Attorneys for plaintiff: George Z. Singal, Esq., (orally) James R. Wholly, Esq. Gross, Minsky, Mogul & Singal, P.A. P O Box 917 Bangor, ME 04402-0917 Attorney for defendant: Erik M. Stumpfel, Esq., (orally) City Solicitor 73 Harlow Street Bangor, ME 04401 Attorney for amicus curiae: Richard P. Flewelling, Esq. Maine Municipal Association 60 Community Drive Augusta, ME 04330-9486

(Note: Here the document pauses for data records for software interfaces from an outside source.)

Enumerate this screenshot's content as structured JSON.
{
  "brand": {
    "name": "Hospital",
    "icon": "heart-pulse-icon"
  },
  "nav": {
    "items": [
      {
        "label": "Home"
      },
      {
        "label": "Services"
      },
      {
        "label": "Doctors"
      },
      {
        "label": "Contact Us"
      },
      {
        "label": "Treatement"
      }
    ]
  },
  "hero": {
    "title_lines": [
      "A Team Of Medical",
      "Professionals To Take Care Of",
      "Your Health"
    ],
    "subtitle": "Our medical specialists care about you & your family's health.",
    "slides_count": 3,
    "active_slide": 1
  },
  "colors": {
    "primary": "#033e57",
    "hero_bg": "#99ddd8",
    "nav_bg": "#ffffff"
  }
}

FOOTNOTES******************************** {1} . Approximately six weeks later, Fitzgerald attempted to recover the Freese's Building by tendering the total amount owed to the City in back taxes and other charges, but the Bangor City Council declined to allow Fitzgerald to redeem the property. {2} . The Bangor City Council approved a resolution initiating the exercise of the City's eminent domain power to "complete" its acquisition of the Freese's property. The City Council appears to have decided to institute eminent domain proceedings because efforts to confirm its title to the property through court action had been delayed on the Superior Court calendar, and city plans to convert the building into elderly low-income housing required the City to obtain marketable title to the property expeditiously. {3} . The doctrine of equitable estoppel requires proof that the plaintiff relied upon declarations or acts of the defendant and was thereby induced to do something to his detriment, something which he otherwise would not have done. See Shackford & Gooch, Inc. v. Town of Kennebunk, 486 A.2d 102, 105-06 (Me. 1984). {4} . We first announced this rule in 1932, holding that estoppel cannot be raised to challenge the collection of taxes lawfully assessed, because to hold otherwise would impair the fundamental sovereign right of a state to assess and collect taxes. See Town of Milo, 131 Me. at 378-79. In 1964, we expanded on this rationale, noting with approval cases from other jurisdictions holding that an administrative officer charged with the duty of collecting taxes had neither the power to abrogate the state's sovereign power to tax nor the power to grant an exemption to a taxpayer; thus, estoppel could not lie against the municipality for the administrator's actions. See A.H. Benoit & Co., 160 Me. at 207-10. This rationale was reaffirmed in 1980 and 1994, when we concluded that the government could not be estopped in tax matters because taxation was "the paramount function of government by which it is enabled to exist and function at all." M.S.A.D. No. 15, 413 A.2d at 533, quoted in Flower, 644 A.2d at 1031. {5} . Although many states continue to apply the traditional rule that estoppel does not apply to state or local governments in tax matters, see, e.g., Westminster-Canterbury of Hampton Roads, Inc. v. City of Virginia Beach, 385 S.E.2d 561, 566-67 (Va. 1989), it appears that the trend among state courts is to relax or abandon the rule. See, e.g., Valencia Energy Co. v. Arizona Dept. of Revenue, 959 P.2d 1256, 1267 (Ariz. 1998) (en banc); Illinois Comm'l Men's Ass'n v. State Bd. of Equalization, 671 P.2d 349, 359 (Cal. 1983) (citing United States Fidelity & Guar. Co. v. State Bd. of Equalization, 303 P.2d 1034 (Cal. 1956)); see also Michael A. Rosenhouse, Annotation, Estoppel of State or Local Government in Tax Matters, 21 A.L.R.4th 573 (1983). {6} . See also 2 John Norton Pomeroy, Equity Jurisprudence §§ 418, 419, 419c at 169-72, 175-77 (5th ed. 1941). {7} . The United States Supreme Court's jurisprudence concerning the invocation of estoppel against the federal government in tax cases appears to be consistent. Indeed, the Court has "come close to saying that the government can never be equitably estopped based on a false or misleading statement of one of its agents no matter how much an individual has relied on that statement to her detriment or how reasonable her reliance." 2 Kenneth Culp Davis & Richard J. Pierce, Jr., Administrative